We are entering an age of smart and connected homes where technology is as much a part of the furniture as your favourite sofa. A decade ago, the idea of integrating technology into the fabric of our home lives would have seemed bizarre but today it’s very much a reality. From CCTV to being able to switch the oven on with your phone before you walk through the front door, technology is everywhere in our homes now and designed to make life much easier. So, how is this affecting the way that consumers interact with insurance?
The rise of the tech-smart home
Home is where the heart is as the saying goes. And it’s also where we sleep and eat, socialise and – for some people – work too. In recent years our homes have become ever more filled with life enhancing technology created to help us get more from our busy lifestyles. There are the basic technologies, such as smoke detectors and burglar alarms.
Some homes may have CCTV and others video surveillance that is controlled via a smart phone app, either to answer the door when the occupants are out of the house or to keep an eye on pets, for example. Smart homes today can regulate their own temperature and humidity, which can also be controlled remotely by the owner, whether that’s to warm up the house for the moment of arriving home in winter or to create a safer, healthier environment.
The benefits of smart homes
Convenience and cost are the two main reasons that many people subscribe to the idea of a smart home. With control over various elements of the home at your fingertips – often via an app – it’s possible to be much more in control of how the home functions. Cost is another big factor – saving money by avoiding wasteful energy use or preventing burglaries, for example.
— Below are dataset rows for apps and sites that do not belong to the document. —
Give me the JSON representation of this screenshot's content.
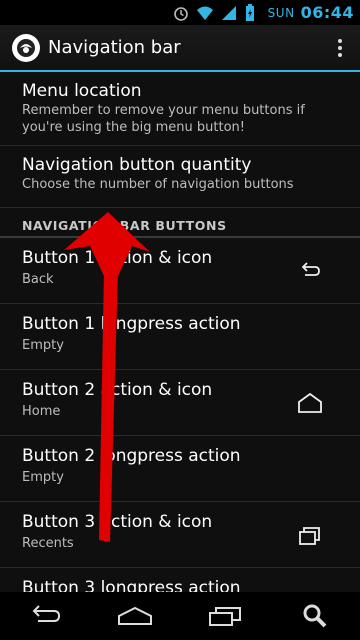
{
  "status_bar": {
    "day": "SUN",
    "time": "06:44"
  },
  "action_bar": {
    "title": "Navigation bar"
  },
  "prefs": [
    {
      "title": "Menu location",
      "summary": "Remember to remove your menu buttons if you're using the big menu button!"
    },
    {
      "title": "Navigation button quantity",
      "summary": "Choose the number of navigation buttons"
    }
  ],
  "section": {
    "header": "NAVIGATION BAR BUTTONS"
  },
  "buttons": [
    {
      "title": "Button 1 action & icon",
      "summary": "Back",
      "icon": "back-icon"
    },
    {
      "title": "Button 1 longpress action",
      "summary": "Empty"
    },
    {
      "title": "Button 2 action & icon",
      "summary": "Home",
      "icon": "home-icon"
    },
    {
      "title": "Button 2 longpress action",
      "summary": "Empty"
    },
    {
      "title": "Button 3 action & icon",
      "summary": "Recents",
      "icon": "recents-icon"
    },
    {
      "title": "Button 3 longpress action",
      "summary": ""
    }
  ],
  "colors": {
    "accent": "#33b5e5",
    "arrow": "#e00000"
  }
}
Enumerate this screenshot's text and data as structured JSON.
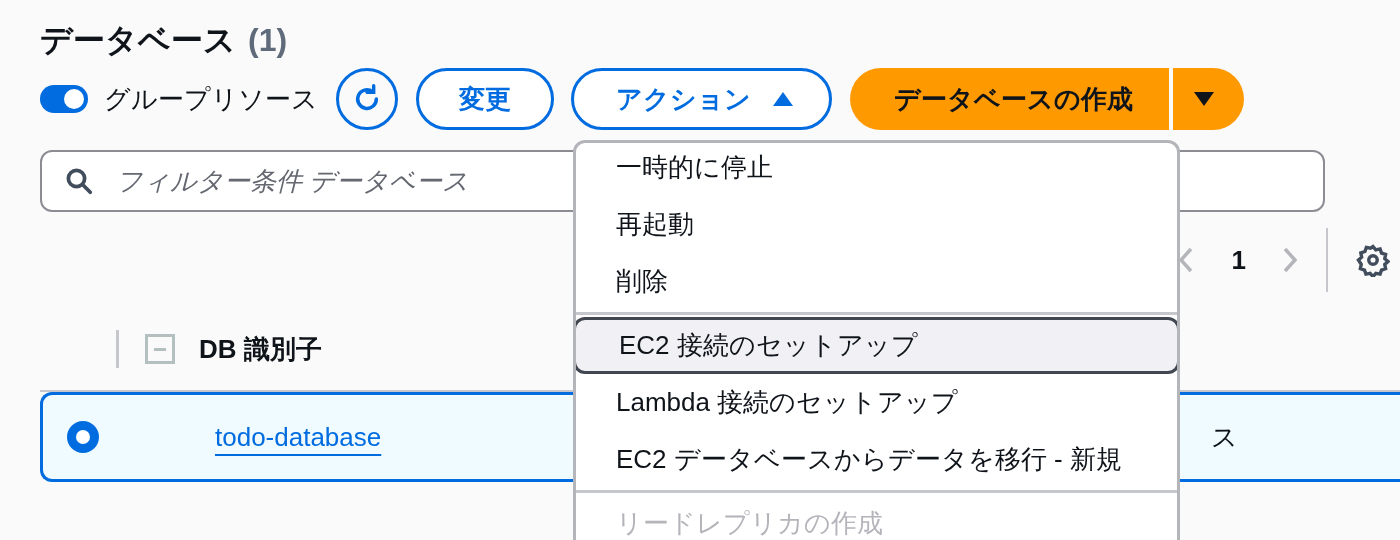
{
  "header": {
    "title": "データベース",
    "count": "(1)"
  },
  "toolbar": {
    "group_resources": {
      "label": "グループリソース",
      "on": true
    },
    "modify_button": "変更",
    "actions_button": {
      "label": "アクション",
      "expanded": true
    },
    "create_button": "データベースの作成"
  },
  "search": {
    "placeholder": "フィルター条件 データベース"
  },
  "pagination": {
    "page": "1"
  },
  "table": {
    "select_all": {
      "indeterminate": true
    },
    "columns": [
      {
        "label": "DB 識別子"
      }
    ],
    "rows": [
      {
        "selected": true,
        "db_identifier": "todo-database",
        "column_3": "ス"
      }
    ]
  },
  "actions_menu": {
    "groups": [
      {
        "items": [
          {
            "label": "一時的に停止",
            "focused": false,
            "disabled": false
          },
          {
            "label": "再起動",
            "focused": false,
            "disabled": false
          },
          {
            "label": "削除",
            "focused": false,
            "disabled": false
          }
        ]
      },
      {
        "items": [
          {
            "label": "EC2 接続のセットアップ",
            "focused": true,
            "disabled": false
          },
          {
            "label": "Lambda 接続のセットアップ",
            "focused": false,
            "disabled": false
          },
          {
            "label": "EC2 データベースからデータを移行 - 新規",
            "focused": false,
            "disabled": false
          }
        ]
      },
      {
        "items": [
          {
            "label": "リードレプリカの作成",
            "focused": false,
            "disabled": true
          }
        ]
      }
    ]
  }
}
There are many reasons why people choose to integrate smart features – and there may also be savings to be made when it comes to insurance too.
Connected devices and insurance savings0
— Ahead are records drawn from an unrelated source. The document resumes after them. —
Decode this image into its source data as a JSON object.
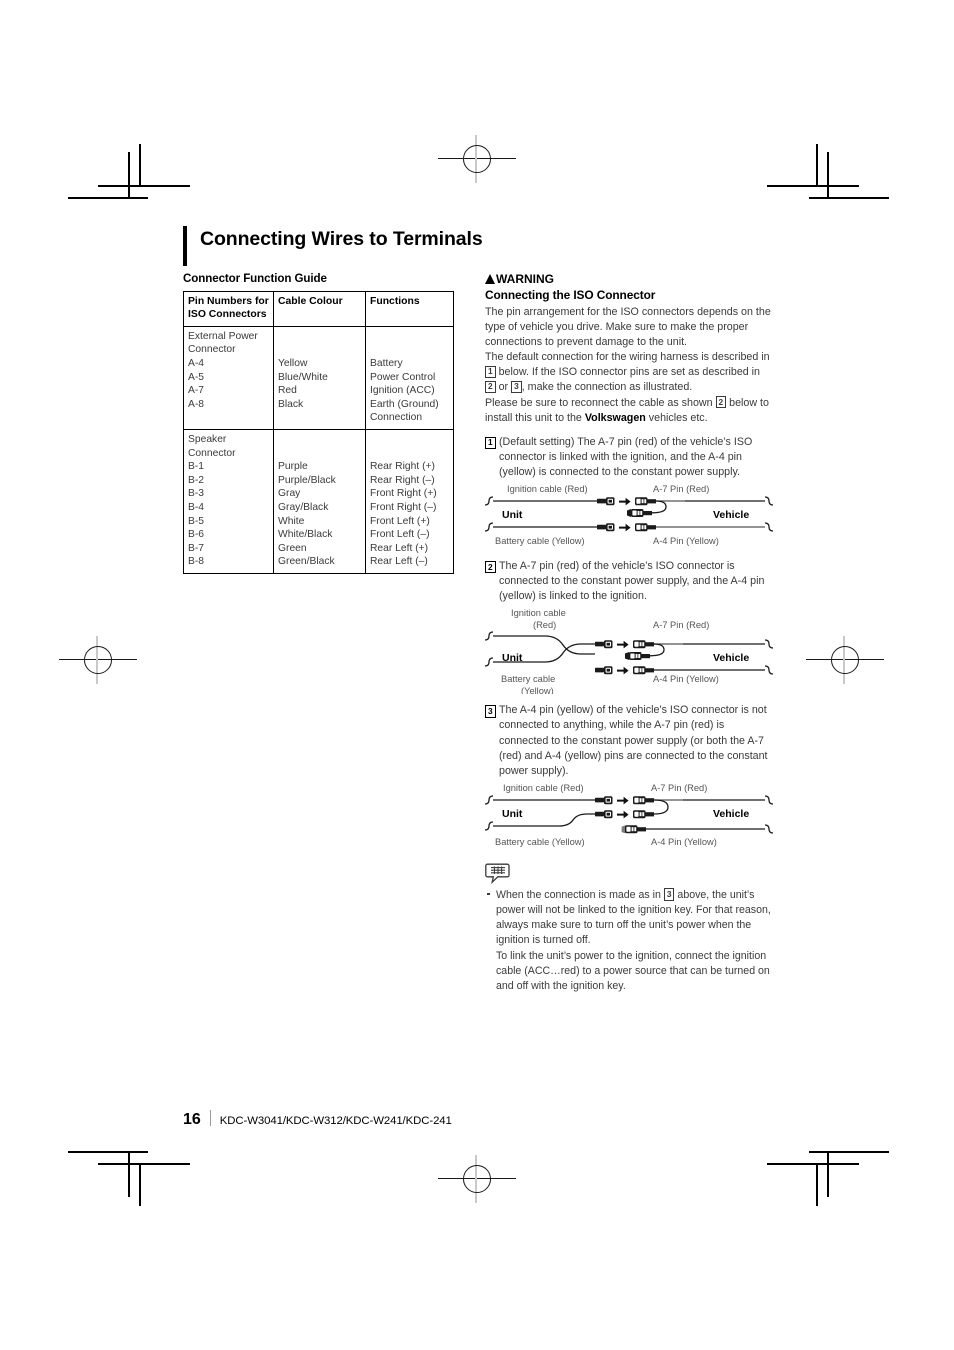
{
  "document": {
    "title": "Connecting Wires to Terminals"
  },
  "left_column": {
    "section_heading": "Connector Function Guide",
    "table": {
      "headers": [
        "Pin Numbers for ISO Connectors",
        "Cable Colour",
        "Functions"
      ],
      "header_lines": [
        [
          "Pin Numbers for",
          "ISO Connectors"
        ],
        [
          "Cable Colour"
        ],
        [
          "Functions"
        ]
      ],
      "groups": [
        {
          "name": "External Power Connector",
          "pin_lines": [
            "External Power",
            "Connector",
            "A-4",
            "A-5",
            "A-7",
            "A-8"
          ],
          "colour_lines": [
            "Yellow",
            "Blue/White",
            "Red",
            "Black"
          ],
          "function_lines": [
            "Battery",
            "Power Control",
            "Ignition (ACC)",
            "Earth (Ground)",
            "Connection"
          ],
          "rows": [
            {
              "pin": "A-4",
              "colour": "Yellow",
              "function": "Battery"
            },
            {
              "pin": "A-5",
              "colour": "Blue/White",
              "function": "Power Control"
            },
            {
              "pin": "A-7",
              "colour": "Red",
              "function": "Ignition (ACC)"
            },
            {
              "pin": "A-8",
              "colour": "Black",
              "function": "Earth (Ground) Connection"
            }
          ]
        },
        {
          "name": "Speaker Connector",
          "pin_lines": [
            "Speaker",
            "Connector",
            "B-1",
            "B-2",
            "B-3",
            "B-4",
            "B-5",
            "B-6",
            "B-7",
            "B-8"
          ],
          "colour_lines": [
            "Purple",
            "Purple/Black",
            "Gray",
            "Gray/Black",
            "White",
            "White/Black",
            "Green",
            "Green/Black"
          ],
          "function_lines": [
            "Rear Right (+)",
            "Rear Right (–)",
            "Front Right (+)",
            "Front Right (–)",
            "Front Left (+)",
            "Front Left (–)",
            "Rear Left (+)",
            "Rear Left (–)"
          ],
          "rows": [
            {
              "pin": "B-1",
              "colour": "Purple",
              "function": "Rear Right (+)"
            },
            {
              "pin": "B-2",
              "colour": "Purple/Black",
              "function": "Rear Right (–)"
            },
            {
              "pin": "B-3",
              "colour": "Gray",
              "function": "Front Right (+)"
            },
            {
              "pin": "B-4",
              "colour": "Gray/Black",
              "function": "Front Right (–)"
            },
            {
              "pin": "B-5",
              "colour": "White",
              "function": "Front Left (+)"
            },
            {
              "pin": "B-6",
              "colour": "White/Black",
              "function": "Front Left (–)"
            },
            {
              "pin": "B-7",
              "colour": "Green",
              "function": "Rear Left (+)"
            },
            {
              "pin": "B-8",
              "colour": "Green/Black",
              "function": "Rear Left (–)"
            }
          ]
        }
      ]
    }
  },
  "right_column": {
    "warning_label": "WARNING",
    "warning_heading": "Connecting the ISO Connector",
    "intro_paragraph_1": "The pin arrangement for the ISO connectors depends on the type of vehicle you drive. Make sure to make the proper connections to prevent damage to the unit.",
    "intro_paragraph_2_a": "The default connection for the wiring harness is described in",
    "intro_paragraph_2_b": "below. If the ISO connector pins are set as described in",
    "intro_paragraph_2_c": "or",
    "intro_paragraph_2_d": ", make the connection as illustrated.",
    "intro_paragraph_3_a": "Please be sure to reconnect the cable as shown",
    "intro_paragraph_3_b": "below to install this unit to the",
    "intro_paragraph_3_brand": "Volkswagen",
    "intro_paragraph_3_c": "vehicles etc.",
    "items": [
      {
        "number": "1",
        "text": "(Default setting) The A-7 pin (red) of the vehicle’s ISO connector is linked with the ignition, and the A-4 pin (yellow) is connected to the constant power supply.",
        "diagram": {
          "top_left_label": "Ignition cable (Red)",
          "top_right_label": "A-7 Pin (Red)",
          "bottom_left_label": "Battery cable (Yellow)",
          "bottom_right_label": "A-4 Pin (Yellow)",
          "unit_label": "Unit",
          "vehicle_label": "Vehicle"
        }
      },
      {
        "number": "2",
        "text": "The A-7 pin (red) of the vehicle’s ISO connector is connected to the constant power supply, and the A-4 pin (yellow) is linked to the ignition.",
        "diagram": {
          "top_left_label_line1": "Ignition cable",
          "top_left_label_line2": "(Red)",
          "top_right_label": "A-7 Pin (Red)",
          "bottom_left_label_line1": "Battery cable",
          "bottom_left_label_line2": "(Yellow)",
          "bottom_right_label": "A-4 Pin (Yellow)",
          "unit_label": "Unit",
          "vehicle_label": "Vehicle"
        }
      },
      {
        "number": "3",
        "text": "The A-4 pin (yellow) of the vehicle’s ISO connector is not connected to anything, while the A-7 pin (red) is connected to the constant power supply (or both the A-7 (red) and A-4 (yellow) pins are connected to the constant power supply).",
        "diagram": {
          "top_left_label": "Ignition cable (Red)",
          "top_right_label": "A-7 Pin (Red)",
          "bottom_left_label": "Battery cable (Yellow)",
          "bottom_right_label": "A-4 Pin (Yellow)",
          "unit_label": "Unit",
          "vehicle_label": "Vehicle"
        }
      }
    ],
    "note": {
      "icon": "note-speech-bubble-icon",
      "bullet_part_1": "When the connection is made as in",
      "bullet_number": "3",
      "bullet_part_2": "above, the unit’s power will not be linked to the ignition key. For that reason, always make sure to turn off the unit’s power when the ignition is turned off.",
      "bullet_part_3": "To link the unit’s power to the ignition, connect the ignition cable (ACC…red) to a power source that can be turned on and off with the ignition key."
    }
  },
  "footer": {
    "page_number": "16",
    "models": "KDC-W3041/KDC-W312/KDC-W241/KDC-241"
  }
}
Essentially, smart homes can potentially reduce the risks for insurance companies, which provides the opportunity for insurers to pass on cost savings to consumers when it comes to premiums. For example, in a home without smart features, if there is a water leak in the morning this is unlikely to be spotted until the property is occupied again when the owner comes home.
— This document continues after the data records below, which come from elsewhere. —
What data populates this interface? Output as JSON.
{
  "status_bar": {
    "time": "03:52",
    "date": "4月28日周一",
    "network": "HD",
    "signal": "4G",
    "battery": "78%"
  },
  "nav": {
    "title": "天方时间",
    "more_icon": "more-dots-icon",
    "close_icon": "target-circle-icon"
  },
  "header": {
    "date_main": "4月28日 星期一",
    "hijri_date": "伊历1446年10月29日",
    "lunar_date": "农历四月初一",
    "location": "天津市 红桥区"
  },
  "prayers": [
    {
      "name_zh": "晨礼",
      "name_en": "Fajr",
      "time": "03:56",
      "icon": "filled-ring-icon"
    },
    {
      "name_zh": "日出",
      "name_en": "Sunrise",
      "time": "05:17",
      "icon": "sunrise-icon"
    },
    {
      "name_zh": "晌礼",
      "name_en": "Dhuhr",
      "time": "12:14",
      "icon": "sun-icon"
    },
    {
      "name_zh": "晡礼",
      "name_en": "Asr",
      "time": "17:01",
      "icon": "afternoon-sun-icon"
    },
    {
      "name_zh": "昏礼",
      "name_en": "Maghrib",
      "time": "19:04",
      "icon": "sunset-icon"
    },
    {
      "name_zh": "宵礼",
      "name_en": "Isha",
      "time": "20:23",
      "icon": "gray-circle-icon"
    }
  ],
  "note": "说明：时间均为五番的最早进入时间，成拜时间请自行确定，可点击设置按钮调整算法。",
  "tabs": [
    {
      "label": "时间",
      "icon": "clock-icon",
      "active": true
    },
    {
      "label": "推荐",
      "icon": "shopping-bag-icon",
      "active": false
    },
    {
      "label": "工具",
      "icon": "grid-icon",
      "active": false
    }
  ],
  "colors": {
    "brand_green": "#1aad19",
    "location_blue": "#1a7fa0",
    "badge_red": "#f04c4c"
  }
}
However, in a smart property the owner could be alerted as soon as the leak occurs, meaning it is more quickly dealt with and less damage results. With better security, emergency alerts and the ability to protect a property and its contents it’s less likely that owners will need to make claims. Plus, insurers will have more accurate data for loss ratios.
The era of smart homes has many benefits for both consumers and insurers – it should make claims less likely but, if they do occur, more accurate and transparent to handle.
For all your insurance software requirements, get in touch with Mandon Software today.